You think the litter problem in your city is bad? Try outer space. We humans have been littering our cosmic backyard with spent satellites, rocket hulls, and other discarded debris fragments for as long as we’ve had the technological know-how.
And as a new, data-driven animation that takes us from the dawn of spaceflight through 2015 shows, it ain’t going anywhere.
When the Soviet Union launched the world’s first artificial satellite Sputnik-1 in 1957, it not only marked the beginning of the space age, but the start of a brand-new rubbish-chucking tradition. A discarded piece of the rocket that took Sputnik 1 to orbit became the very first space trash, and nearly every subsequent mission has added more. Junk collected slowly at first, but in June of 1961, the Ablestar launch vehicle bearing the Transit 4A satellite exploded in orbit, creating 300 fragments of trash.
Still, we were just getting started.

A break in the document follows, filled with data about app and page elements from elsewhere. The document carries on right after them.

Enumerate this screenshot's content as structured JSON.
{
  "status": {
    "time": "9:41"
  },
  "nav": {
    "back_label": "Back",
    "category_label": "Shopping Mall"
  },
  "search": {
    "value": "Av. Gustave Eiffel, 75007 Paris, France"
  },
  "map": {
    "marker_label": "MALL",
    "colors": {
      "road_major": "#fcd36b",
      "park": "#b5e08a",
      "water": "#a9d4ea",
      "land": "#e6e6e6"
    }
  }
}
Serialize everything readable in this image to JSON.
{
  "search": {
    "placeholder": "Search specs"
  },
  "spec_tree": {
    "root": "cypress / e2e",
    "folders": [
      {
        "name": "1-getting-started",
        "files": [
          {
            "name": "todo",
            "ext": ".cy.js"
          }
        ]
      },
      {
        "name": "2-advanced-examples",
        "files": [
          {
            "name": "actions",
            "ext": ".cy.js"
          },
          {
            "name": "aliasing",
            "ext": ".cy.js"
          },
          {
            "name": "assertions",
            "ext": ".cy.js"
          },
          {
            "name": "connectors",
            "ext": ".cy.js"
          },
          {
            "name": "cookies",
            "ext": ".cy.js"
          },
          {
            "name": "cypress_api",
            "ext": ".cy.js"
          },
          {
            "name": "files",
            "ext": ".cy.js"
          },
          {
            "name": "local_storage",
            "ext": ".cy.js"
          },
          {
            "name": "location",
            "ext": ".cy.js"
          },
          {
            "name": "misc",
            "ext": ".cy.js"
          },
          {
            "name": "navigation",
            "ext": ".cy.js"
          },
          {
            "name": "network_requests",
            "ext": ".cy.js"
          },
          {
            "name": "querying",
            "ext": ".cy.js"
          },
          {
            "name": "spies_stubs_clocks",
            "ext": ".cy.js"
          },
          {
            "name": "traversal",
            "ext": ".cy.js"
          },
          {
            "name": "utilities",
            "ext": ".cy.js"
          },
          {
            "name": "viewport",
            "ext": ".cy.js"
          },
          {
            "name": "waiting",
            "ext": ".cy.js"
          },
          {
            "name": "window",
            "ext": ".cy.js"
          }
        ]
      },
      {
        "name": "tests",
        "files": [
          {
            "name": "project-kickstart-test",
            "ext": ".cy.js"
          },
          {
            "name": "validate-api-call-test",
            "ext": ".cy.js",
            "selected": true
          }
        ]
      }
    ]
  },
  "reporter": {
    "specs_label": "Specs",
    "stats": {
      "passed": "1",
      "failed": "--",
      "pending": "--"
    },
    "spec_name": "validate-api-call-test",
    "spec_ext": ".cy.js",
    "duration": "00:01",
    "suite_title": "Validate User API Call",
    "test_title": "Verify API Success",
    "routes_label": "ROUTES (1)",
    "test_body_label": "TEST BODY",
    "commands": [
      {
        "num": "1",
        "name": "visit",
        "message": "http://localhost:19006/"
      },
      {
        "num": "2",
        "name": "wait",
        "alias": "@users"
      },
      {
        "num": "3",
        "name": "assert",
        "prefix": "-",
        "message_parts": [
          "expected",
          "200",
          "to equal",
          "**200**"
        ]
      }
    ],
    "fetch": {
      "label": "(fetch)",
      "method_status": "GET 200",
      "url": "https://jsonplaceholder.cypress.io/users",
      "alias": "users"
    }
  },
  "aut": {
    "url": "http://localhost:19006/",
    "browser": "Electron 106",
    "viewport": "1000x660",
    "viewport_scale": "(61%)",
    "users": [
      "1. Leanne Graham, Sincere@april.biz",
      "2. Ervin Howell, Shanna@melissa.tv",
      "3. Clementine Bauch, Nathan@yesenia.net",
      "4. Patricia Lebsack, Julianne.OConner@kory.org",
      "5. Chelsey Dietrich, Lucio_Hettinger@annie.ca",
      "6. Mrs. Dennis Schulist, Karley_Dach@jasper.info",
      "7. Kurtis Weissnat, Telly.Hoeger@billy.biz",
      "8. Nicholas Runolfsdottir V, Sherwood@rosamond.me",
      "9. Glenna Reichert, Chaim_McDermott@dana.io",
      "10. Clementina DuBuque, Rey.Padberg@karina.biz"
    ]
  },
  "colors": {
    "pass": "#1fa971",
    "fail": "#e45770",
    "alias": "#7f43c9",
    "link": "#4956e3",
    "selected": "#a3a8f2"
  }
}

By 2007, the number of trackable pieces of space junk, ranging from apple-sized fragments to entire rocket engines, had topped 9,000. That year, a Chinese ballistic missile test exploded, adding another 2,000 to the swarm. As of 2012, more than 23,000 objects larger than 5 cm in diameter were being tracked by the US Space Surveillance Network. The number of < 1 cm sized objects, which include everything from stray screws to flecks of paint, has surpassed half a million. Like moths to a big blue flame, our world has become a magnet for orbiting debris.
Catalogued space debris over time. Image credit: NASA, annotated by Mika McKinnon
Aside from the fact that this sorry situation will be downright embarrassing should any alien civilisations ever decide to pay us a visit, all of this space trash is dangerous. Even a tiny fleck of junk orbiting our planet at hypersonic velocities can pack the punch of a hand grenade, ripping clean through the hull of an unsuspecting spacecraft.
Fortunately, there are now a number of fun ideas on the table for cleaning it all up, including space-grade fishing nets, trash-seeking laser telescopes, and autonomous vacuum cleaners that literally run on rubbish.
The video above was created by astronomer Stuart Grey of University College London, using data on the precise location of each piece of space junk from space-track.org. We’ve seen versions of this animation before, but every year, the mighty swarm seems to get more impressive. [Science News]
Top image: YouTube screenshot from 1957. Just look how clean things were...